Ohio Governor John Kasich (R) signed a bill into law that will restrict abortions after the 20th week of pregnancy unless a doctor determines the fetus is not viable or if the woman's life is endangered. The bill does not include an exception for instances of rape and incest. Doctors who break this law could face arrest or have their medical licenses revoked.
Elizabeth Nash, public policy associate at the Guttmacher Institute, stated, "This is a big deal, in that it could have a real chilling effect on later abortions because there's a potential to be thrust into the court system for providing an abortion after viability. It would be a huge burden for a provider to go through all of that and have to hire a lawyer to prove that you provided an abortion under the law."
Ohio joins 39 other states with late-term abortion limits, including seven states that passed similar legislation: Kansas, Nebraska, Oklahoma, Idaho, Indiana, Missouri, and Alabama. Since January, the Ohio legislature has taken up eight other abortion related bills.
Media Resources: The Daily Record 7/25/11; Huffington Post 7/21/11; Feminist Daily Newswire 7/19/11
10/30/2014 Medication Abortion Access Threatened by Oklahoma Court Ruling - An Oklahoma state district court judge has refused to block a state law restricting medication abortion, clearing the way for the law to go into affect on November 1.
The Oklahoma Coalition for Reproductive Justice, together with a local abortion clinic in Tulsa, challenged HB 2684 in September, arguing that the law was an unconstitutional restriction on non-surgical abortion in the earliest weeks of pregnancy. . . .
10/30/2014 UPS Switches Pregnant Worker Policy Ahead of Supreme Court Case - The United Parcel Service (UPS) is changing its policy on light duty assignments for pregnant workers, even though the company will stand by its refusal to extend accommodations to a former employee in an upcoming Supreme Court case.
UPS announced on Monday in a memo to employees, and in a brief filed with the US Supreme Court, that the company will begin offering temporary, light-duty positions to pregnant workers on January 1, 2015. . . .
10/30/2014 North Dakota Medical Students Speak Out Against Measure 1 - Medical students at the University of North Dakota School of Medicine and Health Sciences are asking North Dakotans to vote no on Measure 1, a personhood measure on the state ballot this fall.
The students issued published a letter in the Grand Forks Herald stating that they opposed Measure 1 in part because they are against "the government's taking control of the personal health care decisions of its citizens." Nearly 60 UND School of Medicine students signed the letter, citing concerns over the "very broad and ambiguous language" used in the proposed amendment, which has no regard for serious and life-threatening medical situations such as ectopic pregnancies.

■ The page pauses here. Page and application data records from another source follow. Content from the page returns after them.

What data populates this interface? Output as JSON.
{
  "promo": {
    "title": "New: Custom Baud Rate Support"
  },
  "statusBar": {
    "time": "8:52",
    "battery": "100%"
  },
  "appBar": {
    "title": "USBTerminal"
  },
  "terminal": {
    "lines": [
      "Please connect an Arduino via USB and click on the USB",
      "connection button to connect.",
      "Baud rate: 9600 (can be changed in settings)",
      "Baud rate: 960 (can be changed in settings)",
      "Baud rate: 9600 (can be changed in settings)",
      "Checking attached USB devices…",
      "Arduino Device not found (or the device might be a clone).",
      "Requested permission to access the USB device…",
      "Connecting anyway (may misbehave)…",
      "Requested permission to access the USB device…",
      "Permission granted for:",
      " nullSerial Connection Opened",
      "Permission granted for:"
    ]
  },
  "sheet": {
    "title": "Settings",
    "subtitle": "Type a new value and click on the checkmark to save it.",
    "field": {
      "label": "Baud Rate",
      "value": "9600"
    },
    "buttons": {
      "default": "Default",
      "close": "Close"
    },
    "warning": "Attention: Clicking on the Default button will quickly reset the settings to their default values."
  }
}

Measure 1 would change the North Dakota state constitution to create an "inalienable right to life" for humans "at any stage of development" - including the moment of fertilization and conception. . . .